While an Airtel spokesperson stated that the company has "not submitted any request (in the aftermath of the court ruling) to the DoT. We shall be making a formal representation soon through the COAI," sources said an unsigned representation by one of the telcos has sought an array of reliefs including lowering of licence fee and spectrum usage charges.
Bharti Airtel early on Tuesday said its second-quarter earnings report has been deferred till November 14 as it sought clarity and "support" from the government on Rs 42,000-crore statutory dues it owes to the exchequer following the Supreme Court judgment.
Sources said the unsigned note seeks urgent relief measures from the government saying auditors will qualify accounts in the next 1-2 weeks in absence of relief.
With the telecom sector staring at a massive Rs 1.4 trillion payout following a Supreme Court order, it asked the government not to press for adjusted gross revenue (AGR) dispute payment in its entirety, sources said adding the note argues that it could not be the intent of the government to enrich itself by charging licence fee and SUC on non-licensed revenue or income.
In the worst-case scenario, it has requested the government to levy only the principal amount (without any interest or penalty) pertaining to only license fee (not spectrum usage charges) that should be allowed to be paid over period of 10 years without interest.

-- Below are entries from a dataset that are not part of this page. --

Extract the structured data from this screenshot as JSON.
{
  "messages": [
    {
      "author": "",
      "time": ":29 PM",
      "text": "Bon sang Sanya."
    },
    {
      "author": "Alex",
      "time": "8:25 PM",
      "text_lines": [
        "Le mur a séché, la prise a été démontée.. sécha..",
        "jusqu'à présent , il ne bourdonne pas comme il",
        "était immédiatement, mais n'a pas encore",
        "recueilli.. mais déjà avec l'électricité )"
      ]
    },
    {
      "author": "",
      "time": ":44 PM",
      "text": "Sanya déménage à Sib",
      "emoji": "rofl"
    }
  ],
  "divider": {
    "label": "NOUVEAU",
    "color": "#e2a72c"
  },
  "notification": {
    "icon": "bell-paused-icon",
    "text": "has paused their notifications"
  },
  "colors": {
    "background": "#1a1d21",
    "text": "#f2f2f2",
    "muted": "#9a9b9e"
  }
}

It also said that AGR for other telecom services that are fixed-line, national and international long distance attracts no SUC as AGR, since "no spectrum is used".
It questioned how SUC as AGR can, therefore, be charged for service which is not even telecom, and just where is the use of spectrum in the sale of an asset or receipt of interest or dividend.
Citing the recent SC ruling that had upheld the government's position on including revenue from non-telecommunication businesses in calculating the annual AGR of telecom companies, a share of which is paid as licence and spectrum fee to the exchequer, the note said it fails logic on how an operator can be charged for a revenue that it has not earned. It has also questioned just how the sale of a building, used car be subject to spectrum charges required to run telecom services.
It has also sought 2 years moratorium on spectrum payments beyond April 2020 till March 2022, to ease the cash flow pressures on the industry without compromising the net present value of spectrum dues to the Government. This will allow continuity of business investment in critical network deployment and purchase of additional spectrum, it has said.
Citing past position of the telecom regulator and tribunal on the AGR dispute, it said that the fact that state-owned telecom companies too were following the same principle as private telcos goes to show that there was no intent to deny the government of its dues or levies.
It has sought a reduction in license fee from 8 per cent to 3 per cent, and said that the balance 5 per cent representing USO contribution be waived off or suspended till the current unutilized fund of Rs 50,000 crore is used up.
SUC should also be reduced to one per cent on line with Trai recommendations. Given that the spectrum is now auctioned it has said there is no logic in charging SUC which was the case when it was administratively allocated.
GST credit should also be refunded or adjusted against government dues, it added.